=== Supplied records ===

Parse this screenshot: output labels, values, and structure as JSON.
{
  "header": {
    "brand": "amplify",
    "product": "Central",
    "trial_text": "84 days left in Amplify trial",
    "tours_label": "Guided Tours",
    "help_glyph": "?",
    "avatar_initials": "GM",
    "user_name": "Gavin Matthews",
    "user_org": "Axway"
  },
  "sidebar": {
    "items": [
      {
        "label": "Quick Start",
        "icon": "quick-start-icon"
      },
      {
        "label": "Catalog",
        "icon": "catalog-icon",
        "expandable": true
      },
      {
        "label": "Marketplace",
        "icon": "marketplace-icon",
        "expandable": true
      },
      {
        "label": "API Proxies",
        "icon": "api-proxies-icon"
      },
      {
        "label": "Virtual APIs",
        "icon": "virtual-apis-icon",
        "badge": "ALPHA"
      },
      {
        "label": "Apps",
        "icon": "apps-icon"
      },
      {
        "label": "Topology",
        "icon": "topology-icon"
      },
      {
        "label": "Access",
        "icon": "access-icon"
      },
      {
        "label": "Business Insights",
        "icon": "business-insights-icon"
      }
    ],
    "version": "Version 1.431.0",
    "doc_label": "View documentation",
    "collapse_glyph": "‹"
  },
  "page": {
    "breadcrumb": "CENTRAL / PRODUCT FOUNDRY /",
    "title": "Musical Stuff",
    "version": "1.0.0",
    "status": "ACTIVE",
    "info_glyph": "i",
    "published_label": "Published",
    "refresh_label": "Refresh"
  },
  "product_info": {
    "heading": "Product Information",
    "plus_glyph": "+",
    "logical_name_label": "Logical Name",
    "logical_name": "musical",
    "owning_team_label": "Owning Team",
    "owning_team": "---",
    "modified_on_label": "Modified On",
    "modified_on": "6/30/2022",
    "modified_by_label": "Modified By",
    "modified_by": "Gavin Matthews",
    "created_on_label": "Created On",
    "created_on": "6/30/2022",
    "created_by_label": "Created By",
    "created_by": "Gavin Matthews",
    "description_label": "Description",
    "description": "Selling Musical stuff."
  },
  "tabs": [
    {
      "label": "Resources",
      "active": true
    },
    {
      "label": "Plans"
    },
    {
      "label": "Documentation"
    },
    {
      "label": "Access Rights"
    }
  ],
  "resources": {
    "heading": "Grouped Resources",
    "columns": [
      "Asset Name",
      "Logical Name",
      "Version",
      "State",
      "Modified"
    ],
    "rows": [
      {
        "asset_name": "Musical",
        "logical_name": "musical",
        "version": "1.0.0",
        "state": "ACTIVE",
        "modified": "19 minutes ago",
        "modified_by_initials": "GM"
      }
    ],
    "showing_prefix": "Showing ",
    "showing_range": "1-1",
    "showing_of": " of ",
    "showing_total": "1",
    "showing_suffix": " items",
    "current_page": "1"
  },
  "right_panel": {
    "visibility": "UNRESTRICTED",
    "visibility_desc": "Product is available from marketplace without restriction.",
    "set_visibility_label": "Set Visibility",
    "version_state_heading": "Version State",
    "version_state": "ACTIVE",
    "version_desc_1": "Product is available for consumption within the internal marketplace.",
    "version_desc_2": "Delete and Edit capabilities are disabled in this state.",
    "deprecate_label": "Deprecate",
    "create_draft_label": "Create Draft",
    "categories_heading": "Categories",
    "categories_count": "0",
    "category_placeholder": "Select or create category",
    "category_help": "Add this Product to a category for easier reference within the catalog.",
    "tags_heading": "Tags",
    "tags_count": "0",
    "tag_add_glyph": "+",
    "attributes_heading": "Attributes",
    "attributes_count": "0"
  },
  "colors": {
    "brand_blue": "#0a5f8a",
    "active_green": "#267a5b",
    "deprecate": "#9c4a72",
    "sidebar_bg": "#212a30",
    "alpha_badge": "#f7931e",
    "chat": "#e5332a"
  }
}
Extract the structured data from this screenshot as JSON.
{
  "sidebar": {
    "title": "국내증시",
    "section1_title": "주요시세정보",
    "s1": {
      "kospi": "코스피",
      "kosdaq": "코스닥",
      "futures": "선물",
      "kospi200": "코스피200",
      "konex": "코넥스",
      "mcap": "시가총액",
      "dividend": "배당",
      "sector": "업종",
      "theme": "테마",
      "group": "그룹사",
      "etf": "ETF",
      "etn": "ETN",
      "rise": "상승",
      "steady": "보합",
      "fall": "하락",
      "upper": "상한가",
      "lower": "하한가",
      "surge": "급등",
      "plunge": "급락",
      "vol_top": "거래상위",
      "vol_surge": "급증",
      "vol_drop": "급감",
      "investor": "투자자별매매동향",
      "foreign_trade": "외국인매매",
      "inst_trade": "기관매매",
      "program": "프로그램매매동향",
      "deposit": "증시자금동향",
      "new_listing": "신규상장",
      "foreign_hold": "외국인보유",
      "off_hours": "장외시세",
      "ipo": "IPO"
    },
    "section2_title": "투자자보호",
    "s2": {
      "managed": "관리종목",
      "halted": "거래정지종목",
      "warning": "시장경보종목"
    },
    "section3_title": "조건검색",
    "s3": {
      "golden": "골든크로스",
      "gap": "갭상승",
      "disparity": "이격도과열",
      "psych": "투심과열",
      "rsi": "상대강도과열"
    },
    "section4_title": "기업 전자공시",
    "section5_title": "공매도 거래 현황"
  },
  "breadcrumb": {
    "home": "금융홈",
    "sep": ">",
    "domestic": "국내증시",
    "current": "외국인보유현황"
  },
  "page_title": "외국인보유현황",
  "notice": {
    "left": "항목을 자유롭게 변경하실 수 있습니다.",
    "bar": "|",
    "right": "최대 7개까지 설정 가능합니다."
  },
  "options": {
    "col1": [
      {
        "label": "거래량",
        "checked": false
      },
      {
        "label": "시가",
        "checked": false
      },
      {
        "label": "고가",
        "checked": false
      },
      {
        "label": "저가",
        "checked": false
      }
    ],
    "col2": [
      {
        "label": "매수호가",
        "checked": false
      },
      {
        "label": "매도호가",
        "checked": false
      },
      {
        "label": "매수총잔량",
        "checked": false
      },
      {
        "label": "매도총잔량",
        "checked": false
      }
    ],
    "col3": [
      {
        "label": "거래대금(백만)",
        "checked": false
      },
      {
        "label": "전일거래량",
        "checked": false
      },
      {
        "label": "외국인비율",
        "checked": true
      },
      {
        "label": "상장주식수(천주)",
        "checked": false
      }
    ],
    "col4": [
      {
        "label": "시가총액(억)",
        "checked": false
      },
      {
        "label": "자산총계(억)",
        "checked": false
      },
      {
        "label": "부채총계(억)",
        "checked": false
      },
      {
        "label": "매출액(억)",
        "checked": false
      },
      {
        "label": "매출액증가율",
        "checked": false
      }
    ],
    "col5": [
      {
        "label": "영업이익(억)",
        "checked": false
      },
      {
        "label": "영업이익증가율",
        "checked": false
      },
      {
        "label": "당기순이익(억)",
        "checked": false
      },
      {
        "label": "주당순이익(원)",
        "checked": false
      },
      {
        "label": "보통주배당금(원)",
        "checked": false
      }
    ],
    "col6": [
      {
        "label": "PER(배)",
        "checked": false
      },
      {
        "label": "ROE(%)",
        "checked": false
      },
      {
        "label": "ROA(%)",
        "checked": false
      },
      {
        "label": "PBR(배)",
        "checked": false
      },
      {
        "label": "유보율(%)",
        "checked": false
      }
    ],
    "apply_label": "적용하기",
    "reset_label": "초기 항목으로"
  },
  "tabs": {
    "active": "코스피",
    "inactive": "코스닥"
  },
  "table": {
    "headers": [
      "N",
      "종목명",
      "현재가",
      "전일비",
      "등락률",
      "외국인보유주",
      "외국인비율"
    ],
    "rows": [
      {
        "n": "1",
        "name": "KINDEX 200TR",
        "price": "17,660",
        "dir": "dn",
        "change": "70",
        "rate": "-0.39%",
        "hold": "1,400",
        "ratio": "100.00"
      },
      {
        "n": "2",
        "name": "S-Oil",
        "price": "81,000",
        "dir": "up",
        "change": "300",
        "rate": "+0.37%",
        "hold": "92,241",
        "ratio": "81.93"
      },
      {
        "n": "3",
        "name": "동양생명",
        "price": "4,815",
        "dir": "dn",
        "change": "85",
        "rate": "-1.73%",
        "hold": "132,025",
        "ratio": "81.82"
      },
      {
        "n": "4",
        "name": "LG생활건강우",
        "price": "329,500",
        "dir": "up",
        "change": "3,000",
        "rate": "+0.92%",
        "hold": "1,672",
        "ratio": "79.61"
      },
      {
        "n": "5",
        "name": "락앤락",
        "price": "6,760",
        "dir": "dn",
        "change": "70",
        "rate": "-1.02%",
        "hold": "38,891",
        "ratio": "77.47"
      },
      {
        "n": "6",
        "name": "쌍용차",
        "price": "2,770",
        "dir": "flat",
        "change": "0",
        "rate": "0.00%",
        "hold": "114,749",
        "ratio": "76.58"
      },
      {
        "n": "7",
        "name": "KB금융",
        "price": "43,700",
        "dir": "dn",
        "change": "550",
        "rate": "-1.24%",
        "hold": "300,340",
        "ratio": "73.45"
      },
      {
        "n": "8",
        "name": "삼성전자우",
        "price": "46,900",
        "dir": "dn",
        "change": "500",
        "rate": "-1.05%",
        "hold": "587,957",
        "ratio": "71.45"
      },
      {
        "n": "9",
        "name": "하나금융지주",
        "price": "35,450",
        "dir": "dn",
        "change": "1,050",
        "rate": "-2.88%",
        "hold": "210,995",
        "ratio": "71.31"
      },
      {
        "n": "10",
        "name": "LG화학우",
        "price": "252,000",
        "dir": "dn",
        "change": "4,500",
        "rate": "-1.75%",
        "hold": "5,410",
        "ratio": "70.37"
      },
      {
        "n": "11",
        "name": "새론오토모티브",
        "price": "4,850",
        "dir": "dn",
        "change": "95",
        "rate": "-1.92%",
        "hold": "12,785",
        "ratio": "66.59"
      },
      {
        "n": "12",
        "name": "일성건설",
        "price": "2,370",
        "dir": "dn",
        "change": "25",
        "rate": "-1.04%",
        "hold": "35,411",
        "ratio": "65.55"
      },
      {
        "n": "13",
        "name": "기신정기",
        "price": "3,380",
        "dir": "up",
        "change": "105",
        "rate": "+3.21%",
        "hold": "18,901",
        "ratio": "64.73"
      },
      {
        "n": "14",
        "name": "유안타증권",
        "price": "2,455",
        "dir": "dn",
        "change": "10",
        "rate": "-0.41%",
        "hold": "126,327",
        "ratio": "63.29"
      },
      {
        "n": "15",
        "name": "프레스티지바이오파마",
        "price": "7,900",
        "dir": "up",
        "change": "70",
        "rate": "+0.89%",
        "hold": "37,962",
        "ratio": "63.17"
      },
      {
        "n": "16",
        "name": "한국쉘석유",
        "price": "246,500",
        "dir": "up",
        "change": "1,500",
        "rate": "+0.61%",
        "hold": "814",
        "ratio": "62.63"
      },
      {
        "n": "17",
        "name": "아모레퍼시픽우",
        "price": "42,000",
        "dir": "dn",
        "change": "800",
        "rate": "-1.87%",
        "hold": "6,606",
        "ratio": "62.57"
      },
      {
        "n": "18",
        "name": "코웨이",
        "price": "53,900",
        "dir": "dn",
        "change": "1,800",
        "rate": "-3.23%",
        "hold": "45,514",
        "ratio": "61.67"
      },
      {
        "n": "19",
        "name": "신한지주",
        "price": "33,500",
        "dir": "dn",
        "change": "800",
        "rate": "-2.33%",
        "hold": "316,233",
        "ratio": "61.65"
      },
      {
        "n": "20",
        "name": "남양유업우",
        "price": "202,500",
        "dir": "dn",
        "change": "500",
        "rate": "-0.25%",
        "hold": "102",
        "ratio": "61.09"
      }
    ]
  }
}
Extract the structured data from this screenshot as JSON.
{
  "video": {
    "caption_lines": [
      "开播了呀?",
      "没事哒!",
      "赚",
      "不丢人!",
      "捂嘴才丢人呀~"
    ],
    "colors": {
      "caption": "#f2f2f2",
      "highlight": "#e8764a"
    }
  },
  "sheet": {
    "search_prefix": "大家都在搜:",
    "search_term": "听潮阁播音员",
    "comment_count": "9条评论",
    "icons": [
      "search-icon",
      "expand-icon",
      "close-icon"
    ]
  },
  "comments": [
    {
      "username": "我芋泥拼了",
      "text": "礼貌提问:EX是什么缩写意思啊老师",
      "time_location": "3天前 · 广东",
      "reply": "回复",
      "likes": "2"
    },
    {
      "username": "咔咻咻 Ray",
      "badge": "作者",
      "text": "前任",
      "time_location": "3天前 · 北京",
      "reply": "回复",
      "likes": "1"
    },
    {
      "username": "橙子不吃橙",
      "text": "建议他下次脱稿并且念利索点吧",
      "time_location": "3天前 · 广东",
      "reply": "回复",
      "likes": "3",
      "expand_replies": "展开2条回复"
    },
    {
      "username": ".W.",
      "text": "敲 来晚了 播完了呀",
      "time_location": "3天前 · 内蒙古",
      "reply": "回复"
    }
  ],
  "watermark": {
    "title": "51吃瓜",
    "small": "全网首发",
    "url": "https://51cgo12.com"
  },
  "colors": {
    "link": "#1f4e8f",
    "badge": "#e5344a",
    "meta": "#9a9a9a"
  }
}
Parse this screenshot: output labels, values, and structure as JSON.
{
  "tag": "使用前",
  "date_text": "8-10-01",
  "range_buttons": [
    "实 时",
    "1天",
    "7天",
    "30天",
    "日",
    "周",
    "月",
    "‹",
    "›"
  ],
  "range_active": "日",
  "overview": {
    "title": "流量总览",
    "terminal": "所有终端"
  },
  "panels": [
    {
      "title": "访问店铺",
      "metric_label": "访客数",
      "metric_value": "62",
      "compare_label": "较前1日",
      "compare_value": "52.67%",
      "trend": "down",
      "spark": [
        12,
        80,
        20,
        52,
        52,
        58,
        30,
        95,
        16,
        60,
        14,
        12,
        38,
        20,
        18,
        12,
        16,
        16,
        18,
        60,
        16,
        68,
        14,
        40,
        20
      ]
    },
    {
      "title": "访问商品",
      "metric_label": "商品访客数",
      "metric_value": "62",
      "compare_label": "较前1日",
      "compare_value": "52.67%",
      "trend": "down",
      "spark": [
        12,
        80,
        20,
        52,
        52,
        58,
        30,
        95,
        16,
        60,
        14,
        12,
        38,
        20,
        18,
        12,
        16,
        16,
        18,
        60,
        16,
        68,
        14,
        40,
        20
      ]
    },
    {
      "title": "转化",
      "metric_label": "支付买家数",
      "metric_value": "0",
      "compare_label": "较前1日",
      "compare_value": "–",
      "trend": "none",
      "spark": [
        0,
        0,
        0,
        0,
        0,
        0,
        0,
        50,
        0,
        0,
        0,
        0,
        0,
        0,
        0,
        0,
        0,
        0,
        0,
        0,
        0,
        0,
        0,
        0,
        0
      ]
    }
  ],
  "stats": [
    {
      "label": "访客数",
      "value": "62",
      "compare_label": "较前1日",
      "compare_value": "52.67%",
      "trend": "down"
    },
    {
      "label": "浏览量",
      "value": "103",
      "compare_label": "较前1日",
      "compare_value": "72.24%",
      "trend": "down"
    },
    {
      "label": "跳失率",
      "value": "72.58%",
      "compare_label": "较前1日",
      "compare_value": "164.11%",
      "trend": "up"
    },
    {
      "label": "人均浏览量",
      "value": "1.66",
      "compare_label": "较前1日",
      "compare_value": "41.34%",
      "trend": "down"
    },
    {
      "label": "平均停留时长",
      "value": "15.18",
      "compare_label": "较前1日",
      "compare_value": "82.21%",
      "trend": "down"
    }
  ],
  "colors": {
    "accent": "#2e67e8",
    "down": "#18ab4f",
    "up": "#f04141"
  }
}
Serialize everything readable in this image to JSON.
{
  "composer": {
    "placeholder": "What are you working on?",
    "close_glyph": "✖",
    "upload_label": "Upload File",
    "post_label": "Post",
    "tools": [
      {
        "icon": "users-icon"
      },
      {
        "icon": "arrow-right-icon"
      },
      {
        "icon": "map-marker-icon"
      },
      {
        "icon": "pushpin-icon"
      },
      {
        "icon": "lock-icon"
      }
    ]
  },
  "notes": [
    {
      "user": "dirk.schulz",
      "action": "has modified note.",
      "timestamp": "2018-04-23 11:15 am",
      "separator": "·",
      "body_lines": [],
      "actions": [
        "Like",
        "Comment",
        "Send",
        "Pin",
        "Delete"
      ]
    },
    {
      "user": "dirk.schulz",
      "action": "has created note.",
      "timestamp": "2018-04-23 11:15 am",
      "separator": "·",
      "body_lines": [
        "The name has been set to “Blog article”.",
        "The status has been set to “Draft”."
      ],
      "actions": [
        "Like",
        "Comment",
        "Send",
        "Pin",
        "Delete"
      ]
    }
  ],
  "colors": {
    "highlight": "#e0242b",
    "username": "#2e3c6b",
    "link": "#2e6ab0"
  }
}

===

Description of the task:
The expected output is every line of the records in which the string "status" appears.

Solution to the problem:
    "status": "ACTIVE",
        "The status has been set to “Draft”."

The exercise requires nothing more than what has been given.